And Islam is gifting us a free crash course each year to develop our will-power in all stages. Indeed fasting is not only abstinence from food and drinks, but an abstinence from sins of the eye, ears, legs hands, etc. Thus our will power and self-constraint will be exhibited for the development of patience, honesty, loyalty, efforts, charity, etc.
As you know everything in the world is difficult in the beginning. As you practice the act e.g. riding a bicycle, typing, etc. becomes easy. These acts become easy as the will power (IRADA as called in Arabic) is the fountain head of all habits.
Thus Allah (swt) aims that in the month of Ramadhan abstinence from eating drinking which are normal on other days will increase our will power. The abundance of will power obtained in Ramadhan should now be used in the remaining months for our achievements.
How should we then spend our Ramadhan?
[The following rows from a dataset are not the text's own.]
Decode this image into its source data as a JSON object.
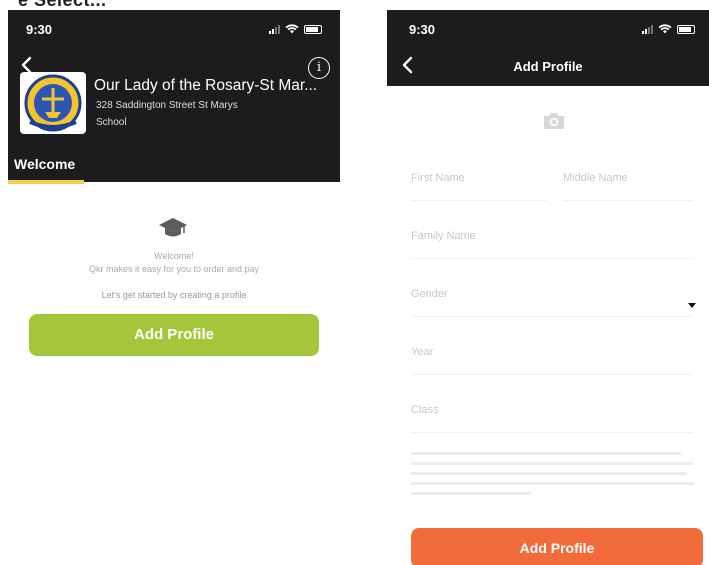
{
  "top_caption": "e Select...",
  "left_screen": {
    "status_time": "9:30",
    "school_name": "Our Lady of the Rosary-St Mar...",
    "school_address": "328 Saddington Street St Marys",
    "school_type": "School",
    "info_symbol": "i",
    "tab_label": "Welcome",
    "tab_indicator_color": "#f2d04a",
    "welcome_title": "Welcome!",
    "welcome_subtitle": "Qkr makes it easy for you to order and pay",
    "get_started": "Let's get started by creating a profile",
    "add_profile_label": "Add Profile",
    "add_profile_color": "#a4c63b",
    "icons": [
      "back-chevron-icon",
      "info-icon",
      "graduation-cap-icon",
      "signal-icon",
      "wifi-icon",
      "battery-icon"
    ]
  },
  "right_screen": {
    "status_time": "9:30",
    "title": "Add Profile",
    "fields": {
      "first_name": "First Name",
      "middle_name": "Middle Name",
      "family_name": "Family Name",
      "gender": "Gender",
      "year": "Year",
      "class": "Class"
    },
    "add_profile_label": "Add Profile",
    "add_profile_color": "#f26b3a",
    "icons": [
      "back-chevron-icon",
      "camera-icon",
      "dropdown-arrow-icon"
    ]
  }
}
How should we spend the month of Ramadhan after understanding the philosophy? We should abstain from sinning and practice our will. We should attempt good things no matter how difficult they may seem, e.g. giving charity, using time constructively, etc.
A lady once came to be prophet (s.a.w.w) and stated that she was fasting. The Prophet (s.a.w.w.) asked her to break her fast. She was surprised and wondered why was she being told to break her fast. The Prophet (s.a.w.w.) said: “Did you not say bad words to your maid? Well you didn’t have self control and thus your fast has broken.”
Thus, if we understand the aim of fasting, we shall use the time in Ramadhan in exercising and developing our will. In short all that we are tempted to do and which is a sin should be avoided by practicing your will and self constraint. Instead of killing time by sleeping or playing card games, we should use time doing useful things for ourselves and the Muslim nation. We should observe all our defects and improve them by exercising our will. If we are in the habit of lying, we should remove it in this month. Once we have developed a considerable amount of will power, we should use it and develop it further in other months.
Looking at Ramadhan from this angle we see that it is deliberate attempt by Allah to put us in asituation where we shall all be practicing things together. Acts which are done socially are easy and become lighter in burden, then when done individually.
Also Ramadhan provides us an opportunity to have a rare glimpse into the life of the poor and hungry and to make us understand that the hunger which we shall overcome or Iftaar is something the poor undergo each day. What a better way to understand things?
Fasting is a prescription that frees us from slavery to desires by developing our will power, a vital ingredient that builds civilizations.